A single count is required: the lines of the data below in which the word "variant" occurs.

---------- RECORD EXTRACTS ----------

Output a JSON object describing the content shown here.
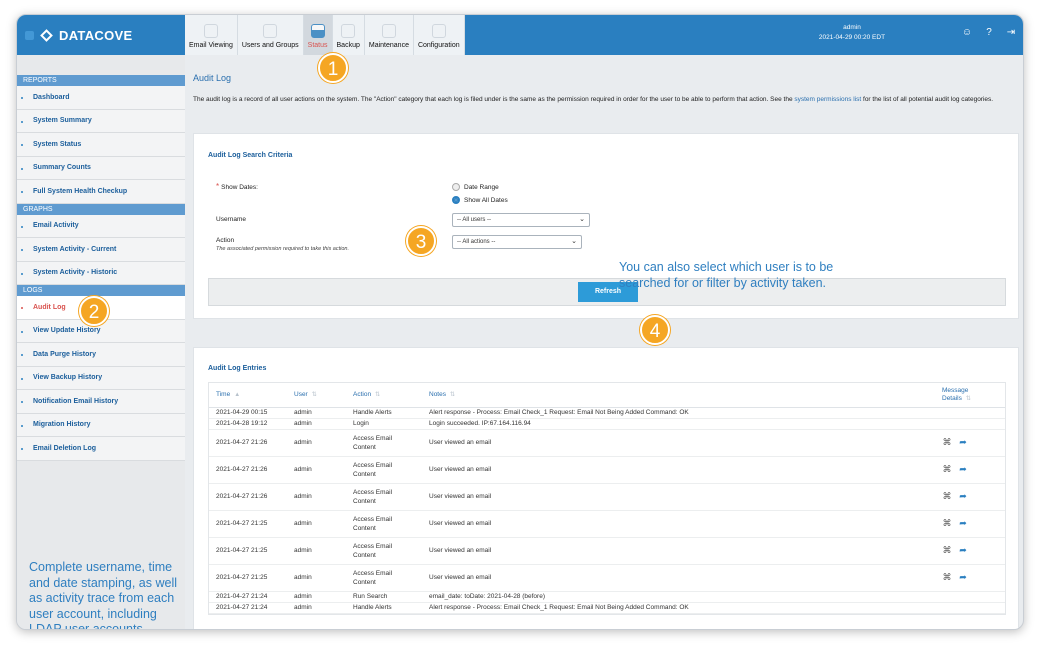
{
  "header": {
    "brand": "DATACOVE",
    "tabs": [
      {
        "label": "Email Viewing",
        "icon": "envelope-icon"
      },
      {
        "label": "Users and Groups",
        "icon": "users-icon"
      },
      {
        "label": "Status",
        "icon": "bar-chart-icon",
        "active": true
      },
      {
        "label": "Backup",
        "icon": "backup-icon"
      },
      {
        "label": "Maintenance",
        "icon": "gear-icon"
      },
      {
        "label": "Configuration",
        "icon": "config-icon"
      }
    ],
    "user": "admin",
    "datetime": "2021-04-29 00:20 EDT"
  },
  "sidebar": {
    "reports_title": "REPORTS",
    "reports": [
      "Dashboard",
      "System Summary",
      "System Status",
      "Summary Counts",
      "Full System Health Checkup"
    ],
    "graphs_title": "GRAPHS",
    "graphs": [
      "Email Activity",
      "System Activity - Current",
      "System Activity - Historic"
    ],
    "logs_title": "LOGS",
    "logs": [
      "Audit Log",
      "View Update History",
      "Data Purge History",
      "View Backup History",
      "Notification Email History",
      "Migration History",
      "Email Deletion Log"
    ],
    "blurb": "Complete username, time and date stamping, as well as activity trace from each user account, including LDAP user accounts."
  },
  "main": {
    "title": "Audit Log",
    "desc_part1": "The audit log is a record of all user actions on the system. The \"Action\" category that each log is filed under is the same as the permission required in order for the user to be able to perform that action. See the ",
    "desc_link": "system permissions list",
    "desc_part2": " for the list of all potential audit log categories.",
    "criteria": {
      "title": "Audit Log Search Criteria",
      "show_dates_label": "Show Dates:",
      "radio_range": "Date Range",
      "radio_all": "Show All Dates",
      "username_label": "Username",
      "username_value": "-- All users --",
      "action_label": "Action",
      "action_sub": "The associated permission required to take this action.",
      "action_value": "-- All actions --",
      "refresh": "Refresh"
    },
    "note": "You can also select which user is to be searched for or filter by activity taken.",
    "entries": {
      "title": "Audit Log Entries",
      "columns": [
        "Time",
        "User",
        "Action",
        "Notes",
        "Message Details"
      ],
      "rows": [
        {
          "time": "2021-04-29 00:15",
          "user": "admin",
          "action": "Handle Alerts",
          "notes": "Alert response - Process: Email Check_1 Request: Email Not Being Added Command: OK",
          "icons": false
        },
        {
          "time": "2021-04-28 19:12",
          "user": "admin",
          "action": "Login",
          "notes": "Login succeeded. IP:67.164.116.94",
          "icons": false
        },
        {
          "time": "2021-04-27 21:26",
          "user": "admin",
          "action": "Access Email Content",
          "notes": "User viewed an email",
          "icons": true
        },
        {
          "time": "2021-04-27 21:26",
          "user": "admin",
          "action": "Access Email Content",
          "notes": "User viewed an email",
          "icons": true
        },
        {
          "time": "2021-04-27 21:26",
          "user": "admin",
          "action": "Access Email Content",
          "notes": "User viewed an email",
          "icons": true
        },
        {
          "time": "2021-04-27 21:25",
          "user": "admin",
          "action": "Access Email Content",
          "notes": "User viewed an email",
          "icons": true
        },
        {
          "time": "2021-04-27 21:25",
          "user": "admin",
          "action": "Access Email Content",
          "notes": "User viewed an email",
          "icons": true
        },
        {
          "time": "2021-04-27 21:25",
          "user": "admin",
          "action": "Access Email Content",
          "notes": "User viewed an email",
          "icons": true
        },
        {
          "time": "2021-04-27 21:24",
          "user": "admin",
          "action": "Run Search",
          "notes": "email_date: toDate: 2021-04-28 (before)",
          "icons": false
        },
        {
          "time": "2021-04-27 21:24",
          "user": "admin",
          "action": "Handle Alerts",
          "notes": "Alert response - Process: Email Check_1 Request: Email Not Being Added Command: OK",
          "icons": false
        }
      ]
    }
  },
  "badges": [
    "1",
    "2",
    "3",
    "4"
  ],
  "colors": {
    "accent": "#2a7fc0",
    "badge": "#f5a623",
    "active_red": "#d9534f"
  }
}
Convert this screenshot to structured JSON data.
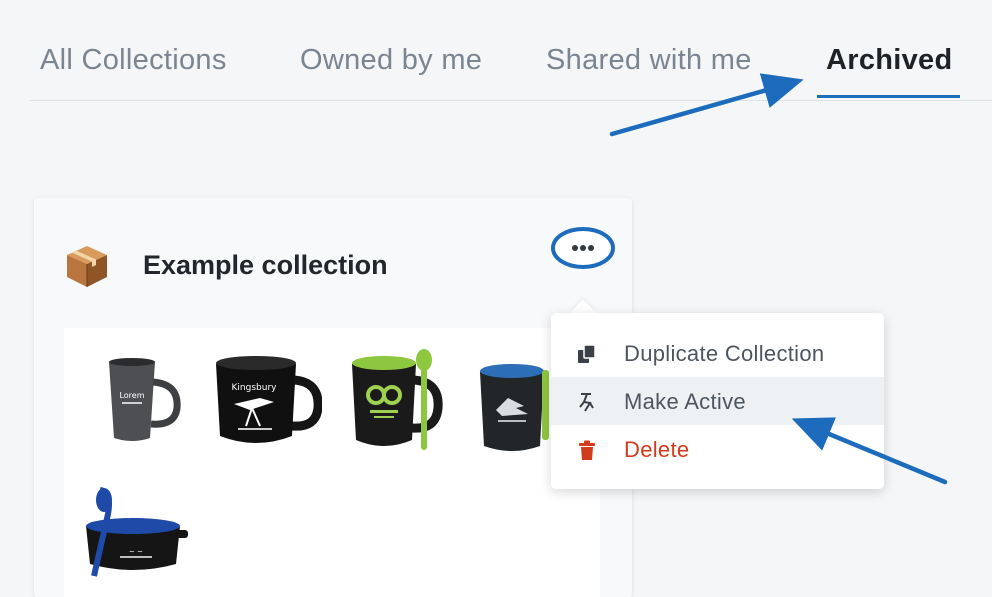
{
  "tabs": [
    {
      "label": "All Collections",
      "active": false
    },
    {
      "label": "Owned by me",
      "active": false
    },
    {
      "label": "Shared with me",
      "active": false
    },
    {
      "label": "Archived",
      "active": true
    }
  ],
  "collection": {
    "title": "Example collection",
    "icon": "package-box-icon",
    "more_icon": "more-options-icon",
    "products": [
      {
        "name": "mug-grey",
        "imprint": "Lorem"
      },
      {
        "name": "mug-black",
        "imprint": "Kingsbury"
      },
      {
        "name": "mug-green-spoon",
        "imprint": ""
      },
      {
        "name": "mug-blue-interior",
        "imprint": ""
      },
      {
        "name": "bowl-with-spork",
        "imprint": ""
      }
    ]
  },
  "context_menu": {
    "items": [
      {
        "label": "Duplicate Collection",
        "icon": "copy-icon",
        "variant": "default"
      },
      {
        "label": "Make Active",
        "icon": "activate-icon",
        "variant": "hover"
      },
      {
        "label": "Delete",
        "icon": "trash-icon",
        "variant": "danger"
      }
    ]
  },
  "colors": {
    "accent": "#1c6fb8",
    "danger": "#d23a1c",
    "text_muted": "#7b8590",
    "text_dark": "#23272b",
    "annotation": "#1d6bbc"
  }
}
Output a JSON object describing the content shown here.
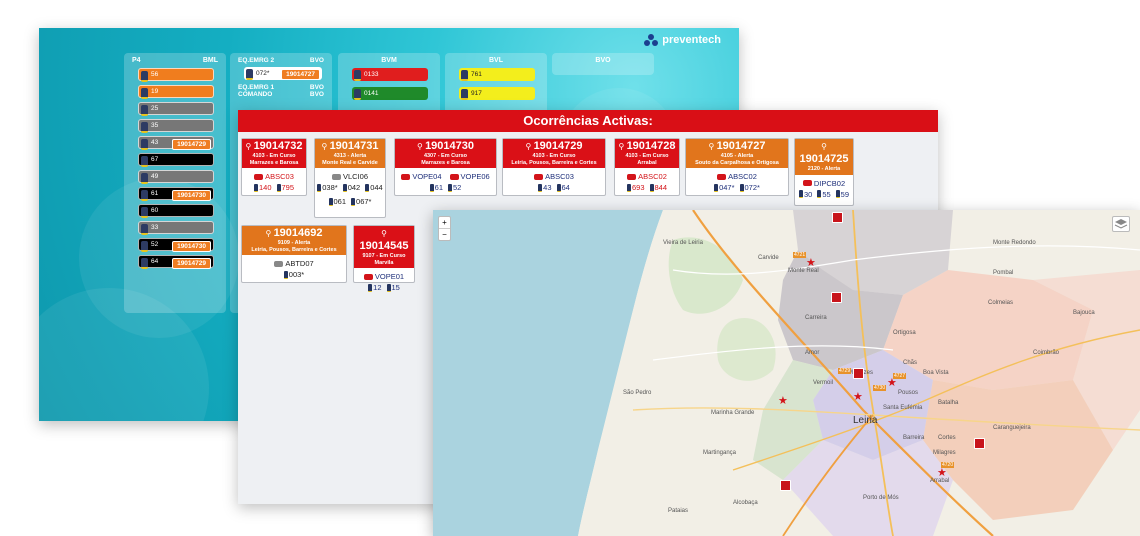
{
  "dashboard": {
    "logo_text": "preventech",
    "columns": [
      {
        "heads": [
          [
            "P4",
            "BML"
          ]
        ],
        "units": [
          {
            "label": "56",
            "color": "#f07d1e",
            "tag": ""
          },
          {
            "label": "19",
            "color": "#f07d1e",
            "tag": ""
          },
          {
            "label": "25",
            "color": "#777777",
            "tag": ""
          },
          {
            "label": "35",
            "color": "#777777",
            "tag": ""
          },
          {
            "label": "43",
            "color": "#777777",
            "tag": "19014729"
          },
          {
            "label": "67",
            "color": "#000000",
            "tag": ""
          },
          {
            "label": "49",
            "color": "#777777",
            "tag": ""
          },
          {
            "label": "61",
            "color": "#000000",
            "tag": "19014730"
          },
          {
            "label": "60",
            "color": "#000000",
            "tag": ""
          },
          {
            "label": "33",
            "color": "#777777",
            "tag": ""
          },
          {
            "label": "52",
            "color": "#000000",
            "tag": "19014730"
          },
          {
            "label": "64",
            "color": "#000000",
            "tag": "19014729"
          }
        ]
      }
    ],
    "col2": {
      "head_a_left": "EQ.EMRG 2",
      "head_a_right": "BVO",
      "unit_a_label": "072*",
      "unit_a_tag": "19014727",
      "head_b_left": "EQ.EMRG 1",
      "head_b_right": "BVO",
      "head_c_left": "COMANDO",
      "head_c_right": "BVO"
    },
    "col3": {
      "head": "BVM",
      "units": [
        {
          "label": "0133",
          "color": "#e01e1e"
        },
        {
          "label": "0141",
          "color": "#1f8a2a"
        }
      ]
    },
    "col4": {
      "head": "BVL",
      "units": [
        {
          "label": "761",
          "color": "#f3ee1c"
        },
        {
          "label": "917",
          "color": "#f3ee1c"
        }
      ]
    },
    "col5": {
      "head": "BVO"
    }
  },
  "occurrences": {
    "title": "Ocorrências Activas:",
    "cards": [
      {
        "num": "19014732",
        "l1": "4103 - Em Curso",
        "l2": "Marrazes e Barosa",
        "color": "red",
        "veh": [
          {
            "code": "ABSC03",
            "txt": "red"
          }
        ],
        "pers": [
          "140",
          "795"
        ],
        "pers_color": "red"
      },
      {
        "num": "19014731",
        "l1": "4313 - Alerta",
        "l2": "Monte Real e Carvide",
        "color": "orange",
        "veh": [
          {
            "code": "VLCI06",
            "txt": "black"
          }
        ],
        "pers": [
          "038*",
          "042",
          "044",
          "061",
          "067*"
        ],
        "pers_color": "black"
      },
      {
        "num": "19014730",
        "l1": "4307 - Em Curso",
        "l2": "Marrazes e Barosa",
        "color": "red",
        "veh": [
          {
            "code": "VOPE04",
            "txt": "blue"
          },
          {
            "code": "VOPE06",
            "txt": "blue"
          }
        ],
        "pers": [
          "61",
          "52"
        ],
        "pers_color": "blue"
      },
      {
        "num": "19014729",
        "l1": "4103 - Em Curso",
        "l2": "Leiria, Pousos, Barreira e Cortes",
        "color": "red",
        "veh": [
          {
            "code": "ABSC03",
            "txt": "blue"
          }
        ],
        "pers": [
          "43",
          "64"
        ],
        "pers_color": "blue"
      },
      {
        "num": "19014728",
        "l1": "4103 - Em Curso",
        "l2": "Arrabal",
        "color": "red",
        "veh": [
          {
            "code": "ABSC02",
            "txt": "red"
          }
        ],
        "pers": [
          "693",
          "844"
        ],
        "pers_color": "red"
      },
      {
        "num": "19014727",
        "l1": "4105 - Alerta",
        "l2": "Souto da Carpalhosa e Ortigosa",
        "color": "orange",
        "veh": [
          {
            "code": "ABSC02",
            "txt": "blue"
          }
        ],
        "pers": [
          "047*",
          "072*"
        ],
        "pers_color": "blue"
      },
      {
        "num": "19014725",
        "l1": "2120 - Alerta",
        "l2": "",
        "color": "orange",
        "veh": [
          {
            "code": "DIPCB02",
            "txt": "blue"
          }
        ],
        "pers": [
          "30",
          "55",
          "59"
        ],
        "pers_color": "blue"
      },
      {
        "num": "19014692",
        "l1": "9109 - Alerta",
        "l2": "Leiria, Pousos, Barreira e Cortes",
        "color": "orange",
        "veh": [
          {
            "code": "ABTD07",
            "txt": "black"
          }
        ],
        "pers": [
          "003*"
        ],
        "pers_color": "black"
      },
      {
        "num": "19014545",
        "l1": "9107 - Em Curso",
        "l2": "Marvila",
        "color": "red",
        "veh": [
          {
            "code": "VOPE01",
            "txt": "blue"
          }
        ],
        "pers": [
          "12",
          "15"
        ],
        "pers_color": "blue"
      }
    ]
  },
  "map": {
    "zoom_in": "+",
    "zoom_out": "−",
    "labels": [
      "Vieira de Leiria",
      "Monte Real",
      "Marinha Grande",
      "São Pedro",
      "Leiria",
      "Batalha",
      "Pombal",
      "Vermoil",
      "Santa Eufémia",
      "Caranguejeira",
      "Milagres",
      "Colmeias",
      "Chãs",
      "Boa Vista",
      "Arrabal",
      "Porto de Mós",
      "Alcobaça",
      "Ortigosa",
      "Carreira",
      "Monte Redondo",
      "Coimbrão",
      "Bajouca",
      "Carvide",
      "Cortes",
      "Pataias",
      "Martingança",
      "Amor",
      "Barreira",
      "Pousos",
      "Marrazes"
    ],
    "marker_codes": [
      "4721",
      "4729",
      "4730",
      "4720",
      "4727"
    ]
  }
}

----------

WRITTEN RESPONSE
3